Facility Focus (Landscapes and Outdoor Learning Spaces)

Southern Connecticut State University: Academic Science and Laboratory Building

Southern Connecticut State University


While the vast majority of prominent design features at Southern Connecticut State University’s (SCSU) Academic & Science Laboratory Building are incorporated into the structure itself, its adjacent geological rock garden plays a prominent role within the “science enclave.”

In keeping with a theme that permeates Centerbrook Architects & Planners’ design of the 104,000-square-foot building that opened for the 2015-16 academic year on SCSU’s New Haven campus, the geological rock garden is a teaching tool as well as an expression of art.

Thomas Fleming, professor of earth science at SCSU, oversaw the collection of the stones, which are comprised of 52 different boulders indigenous to Connecticut. Positioned along a spiraling pathway near the entrance of the building, the geological garden is a hands-on educational display that also serves as an outdoor classroom.

Typical classroom rock and mineral samples are inches in size while geological garden rocks are measured in feet. This better simulates what is found in an actual rock outcrop in the field, and provides students with more realistic observations regarding texture and orientation. At that scale, students can also measure features like foliation and bedding that are difficult to observe in a traditional classroom.

Numerous quarries across Connecticut donated the rocks, which also affords an opportunity to learn about their history and operations.
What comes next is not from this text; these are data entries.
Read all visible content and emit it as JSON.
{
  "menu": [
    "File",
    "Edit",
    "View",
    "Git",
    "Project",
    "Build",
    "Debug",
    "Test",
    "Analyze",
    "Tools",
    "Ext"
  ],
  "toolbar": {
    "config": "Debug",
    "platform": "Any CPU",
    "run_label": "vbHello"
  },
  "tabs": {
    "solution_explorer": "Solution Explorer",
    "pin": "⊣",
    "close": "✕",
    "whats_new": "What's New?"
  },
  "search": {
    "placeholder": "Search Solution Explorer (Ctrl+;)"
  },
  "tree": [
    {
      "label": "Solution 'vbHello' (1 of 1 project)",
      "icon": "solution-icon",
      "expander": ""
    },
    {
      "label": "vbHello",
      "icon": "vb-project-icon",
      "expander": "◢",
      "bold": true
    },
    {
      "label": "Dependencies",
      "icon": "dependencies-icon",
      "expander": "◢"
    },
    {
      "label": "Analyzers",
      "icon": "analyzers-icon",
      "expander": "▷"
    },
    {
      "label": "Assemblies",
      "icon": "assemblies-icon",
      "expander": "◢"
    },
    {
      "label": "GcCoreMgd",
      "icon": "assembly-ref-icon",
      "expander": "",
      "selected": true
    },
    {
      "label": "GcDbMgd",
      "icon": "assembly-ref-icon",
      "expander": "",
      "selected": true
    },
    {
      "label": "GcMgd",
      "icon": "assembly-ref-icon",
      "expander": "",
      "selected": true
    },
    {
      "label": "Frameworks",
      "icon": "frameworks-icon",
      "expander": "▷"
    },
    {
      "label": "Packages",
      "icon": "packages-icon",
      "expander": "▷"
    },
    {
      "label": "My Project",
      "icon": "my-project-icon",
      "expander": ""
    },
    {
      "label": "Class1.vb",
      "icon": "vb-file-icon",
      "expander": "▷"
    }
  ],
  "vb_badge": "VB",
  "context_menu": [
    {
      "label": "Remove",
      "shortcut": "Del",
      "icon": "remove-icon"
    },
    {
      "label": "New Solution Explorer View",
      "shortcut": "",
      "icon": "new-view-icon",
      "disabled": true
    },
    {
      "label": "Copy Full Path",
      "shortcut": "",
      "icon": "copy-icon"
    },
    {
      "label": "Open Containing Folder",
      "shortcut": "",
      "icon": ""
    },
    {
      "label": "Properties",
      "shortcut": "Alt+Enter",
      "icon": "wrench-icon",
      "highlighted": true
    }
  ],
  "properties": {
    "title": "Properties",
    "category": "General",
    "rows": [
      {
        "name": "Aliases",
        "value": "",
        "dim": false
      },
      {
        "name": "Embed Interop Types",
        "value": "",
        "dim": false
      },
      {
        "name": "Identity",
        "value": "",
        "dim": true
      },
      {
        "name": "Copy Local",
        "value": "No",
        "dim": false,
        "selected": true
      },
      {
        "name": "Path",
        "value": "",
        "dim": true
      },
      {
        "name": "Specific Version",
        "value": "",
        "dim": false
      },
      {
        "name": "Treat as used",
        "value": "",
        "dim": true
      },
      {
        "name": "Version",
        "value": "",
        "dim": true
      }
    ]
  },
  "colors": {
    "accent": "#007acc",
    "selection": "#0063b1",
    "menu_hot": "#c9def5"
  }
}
For example, one of the sources — Stony Creek Quarry — has provided its distinctive pink stone for many iconic buildings and monuments, including the pedestal of the Statue of Liberty and the foundations for the Brooklyn Bridge.

See a video of the project at vimeo.com/142171216.

This article originally appeared in the issue of .